[Recorded data Boundary: Start]

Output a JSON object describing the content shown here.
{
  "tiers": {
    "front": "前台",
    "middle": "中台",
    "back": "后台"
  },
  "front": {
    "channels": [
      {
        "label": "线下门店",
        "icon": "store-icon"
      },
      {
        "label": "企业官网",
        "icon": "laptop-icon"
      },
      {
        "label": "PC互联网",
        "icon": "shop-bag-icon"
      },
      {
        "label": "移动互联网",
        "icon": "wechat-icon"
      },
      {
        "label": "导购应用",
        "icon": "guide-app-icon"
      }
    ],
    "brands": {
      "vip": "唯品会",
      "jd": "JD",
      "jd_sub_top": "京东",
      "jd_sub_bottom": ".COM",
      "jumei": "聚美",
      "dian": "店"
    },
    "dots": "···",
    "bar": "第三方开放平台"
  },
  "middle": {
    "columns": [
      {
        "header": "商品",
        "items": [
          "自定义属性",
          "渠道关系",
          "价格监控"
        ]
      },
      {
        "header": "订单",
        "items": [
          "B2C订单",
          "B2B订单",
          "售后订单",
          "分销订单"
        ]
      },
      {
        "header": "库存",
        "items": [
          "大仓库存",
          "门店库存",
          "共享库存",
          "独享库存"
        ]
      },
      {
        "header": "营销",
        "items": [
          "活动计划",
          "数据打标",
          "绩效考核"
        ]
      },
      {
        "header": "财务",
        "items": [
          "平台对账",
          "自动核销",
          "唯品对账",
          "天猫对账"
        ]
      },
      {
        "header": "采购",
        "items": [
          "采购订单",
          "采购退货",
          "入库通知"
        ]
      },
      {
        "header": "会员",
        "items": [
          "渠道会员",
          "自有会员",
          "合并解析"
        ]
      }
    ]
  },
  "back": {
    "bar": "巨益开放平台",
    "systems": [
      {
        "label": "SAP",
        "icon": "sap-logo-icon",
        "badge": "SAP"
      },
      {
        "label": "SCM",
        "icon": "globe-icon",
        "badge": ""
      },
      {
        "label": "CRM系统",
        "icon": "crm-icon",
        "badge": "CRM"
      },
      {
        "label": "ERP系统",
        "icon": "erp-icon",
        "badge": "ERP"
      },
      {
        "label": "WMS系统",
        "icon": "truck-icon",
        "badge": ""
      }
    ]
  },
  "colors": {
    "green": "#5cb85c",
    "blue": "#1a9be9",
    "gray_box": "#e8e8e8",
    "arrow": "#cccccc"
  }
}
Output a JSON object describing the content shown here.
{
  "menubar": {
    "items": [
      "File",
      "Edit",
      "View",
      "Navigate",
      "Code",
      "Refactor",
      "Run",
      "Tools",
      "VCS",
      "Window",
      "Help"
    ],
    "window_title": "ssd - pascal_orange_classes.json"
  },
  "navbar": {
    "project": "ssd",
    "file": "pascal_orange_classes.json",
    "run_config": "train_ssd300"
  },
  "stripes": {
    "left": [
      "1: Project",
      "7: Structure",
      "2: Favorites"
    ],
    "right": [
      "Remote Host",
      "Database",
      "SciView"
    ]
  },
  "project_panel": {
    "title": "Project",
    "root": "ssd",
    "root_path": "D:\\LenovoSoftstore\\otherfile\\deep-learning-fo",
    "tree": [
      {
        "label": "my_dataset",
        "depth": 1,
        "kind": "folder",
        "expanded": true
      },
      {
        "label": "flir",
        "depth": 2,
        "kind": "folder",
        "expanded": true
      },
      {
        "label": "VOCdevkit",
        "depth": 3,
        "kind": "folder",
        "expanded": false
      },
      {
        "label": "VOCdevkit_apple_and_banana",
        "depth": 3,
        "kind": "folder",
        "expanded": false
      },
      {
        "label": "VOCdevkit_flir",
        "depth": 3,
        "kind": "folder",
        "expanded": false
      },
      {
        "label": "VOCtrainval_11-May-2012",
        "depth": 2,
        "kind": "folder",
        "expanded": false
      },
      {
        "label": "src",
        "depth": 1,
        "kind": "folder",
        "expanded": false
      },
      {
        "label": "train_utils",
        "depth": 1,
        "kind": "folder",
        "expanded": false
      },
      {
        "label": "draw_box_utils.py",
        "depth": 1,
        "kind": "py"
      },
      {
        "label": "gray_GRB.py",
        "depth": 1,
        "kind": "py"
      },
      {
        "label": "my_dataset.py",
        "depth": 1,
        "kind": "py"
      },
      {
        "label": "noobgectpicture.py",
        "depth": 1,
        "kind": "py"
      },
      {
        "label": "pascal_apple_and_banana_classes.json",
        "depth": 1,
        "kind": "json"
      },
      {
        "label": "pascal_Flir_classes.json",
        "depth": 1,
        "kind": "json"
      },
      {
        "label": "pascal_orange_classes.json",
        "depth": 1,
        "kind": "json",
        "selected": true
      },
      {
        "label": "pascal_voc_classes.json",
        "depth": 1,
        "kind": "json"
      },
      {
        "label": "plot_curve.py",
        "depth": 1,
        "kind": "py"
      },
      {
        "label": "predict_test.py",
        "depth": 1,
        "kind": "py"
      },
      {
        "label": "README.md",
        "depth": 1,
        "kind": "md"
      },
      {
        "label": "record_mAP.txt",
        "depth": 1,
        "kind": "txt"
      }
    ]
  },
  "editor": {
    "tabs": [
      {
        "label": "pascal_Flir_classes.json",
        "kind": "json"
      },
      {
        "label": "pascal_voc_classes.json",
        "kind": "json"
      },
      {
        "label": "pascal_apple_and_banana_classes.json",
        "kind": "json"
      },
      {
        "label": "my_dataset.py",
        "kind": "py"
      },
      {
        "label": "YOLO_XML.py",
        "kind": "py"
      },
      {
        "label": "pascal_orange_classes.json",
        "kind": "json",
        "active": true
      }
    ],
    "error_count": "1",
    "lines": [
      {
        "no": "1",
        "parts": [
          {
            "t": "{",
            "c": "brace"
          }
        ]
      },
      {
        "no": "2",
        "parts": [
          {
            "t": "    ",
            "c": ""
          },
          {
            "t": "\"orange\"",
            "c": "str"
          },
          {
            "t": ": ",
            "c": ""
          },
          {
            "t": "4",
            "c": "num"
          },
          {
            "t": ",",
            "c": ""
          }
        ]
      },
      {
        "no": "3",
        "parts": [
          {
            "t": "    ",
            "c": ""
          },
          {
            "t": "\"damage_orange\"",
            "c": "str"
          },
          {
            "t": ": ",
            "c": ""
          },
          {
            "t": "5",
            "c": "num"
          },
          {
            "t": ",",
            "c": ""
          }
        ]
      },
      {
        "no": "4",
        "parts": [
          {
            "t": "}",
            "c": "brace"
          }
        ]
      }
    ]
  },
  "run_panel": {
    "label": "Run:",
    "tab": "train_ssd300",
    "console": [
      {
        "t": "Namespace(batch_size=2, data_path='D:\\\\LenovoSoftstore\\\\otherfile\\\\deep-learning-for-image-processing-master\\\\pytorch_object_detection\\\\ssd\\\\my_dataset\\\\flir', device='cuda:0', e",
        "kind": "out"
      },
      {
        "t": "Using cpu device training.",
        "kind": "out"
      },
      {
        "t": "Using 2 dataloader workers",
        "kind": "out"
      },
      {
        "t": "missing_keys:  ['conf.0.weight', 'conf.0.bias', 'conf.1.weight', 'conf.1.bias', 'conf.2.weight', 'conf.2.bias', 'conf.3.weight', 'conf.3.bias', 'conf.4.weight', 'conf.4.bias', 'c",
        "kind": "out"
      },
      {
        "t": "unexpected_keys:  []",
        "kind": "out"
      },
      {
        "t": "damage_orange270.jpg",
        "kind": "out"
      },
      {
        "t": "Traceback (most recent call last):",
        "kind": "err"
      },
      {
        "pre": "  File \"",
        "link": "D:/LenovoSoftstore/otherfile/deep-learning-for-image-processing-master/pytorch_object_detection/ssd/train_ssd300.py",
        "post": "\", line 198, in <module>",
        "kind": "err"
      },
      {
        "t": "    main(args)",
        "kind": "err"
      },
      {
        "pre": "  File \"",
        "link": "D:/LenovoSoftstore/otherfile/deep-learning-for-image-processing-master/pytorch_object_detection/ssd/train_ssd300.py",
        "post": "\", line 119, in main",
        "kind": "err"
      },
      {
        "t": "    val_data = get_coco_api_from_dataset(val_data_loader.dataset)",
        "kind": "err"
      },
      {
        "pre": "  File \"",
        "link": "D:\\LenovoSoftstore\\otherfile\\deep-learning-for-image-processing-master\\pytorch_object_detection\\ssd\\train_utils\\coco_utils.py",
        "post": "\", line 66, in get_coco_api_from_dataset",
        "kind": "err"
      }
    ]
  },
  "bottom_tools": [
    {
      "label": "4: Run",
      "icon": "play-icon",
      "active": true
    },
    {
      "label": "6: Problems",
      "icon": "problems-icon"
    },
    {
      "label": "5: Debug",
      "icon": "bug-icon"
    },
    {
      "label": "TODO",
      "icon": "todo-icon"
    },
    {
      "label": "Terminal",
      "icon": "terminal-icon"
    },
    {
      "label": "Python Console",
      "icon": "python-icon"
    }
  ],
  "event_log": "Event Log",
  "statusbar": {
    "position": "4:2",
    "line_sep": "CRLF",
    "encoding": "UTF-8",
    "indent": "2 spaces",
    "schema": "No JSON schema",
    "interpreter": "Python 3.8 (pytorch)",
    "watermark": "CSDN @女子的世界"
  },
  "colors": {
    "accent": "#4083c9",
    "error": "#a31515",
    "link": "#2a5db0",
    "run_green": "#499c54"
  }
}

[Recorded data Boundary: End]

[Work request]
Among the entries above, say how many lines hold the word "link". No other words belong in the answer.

[Written response]
4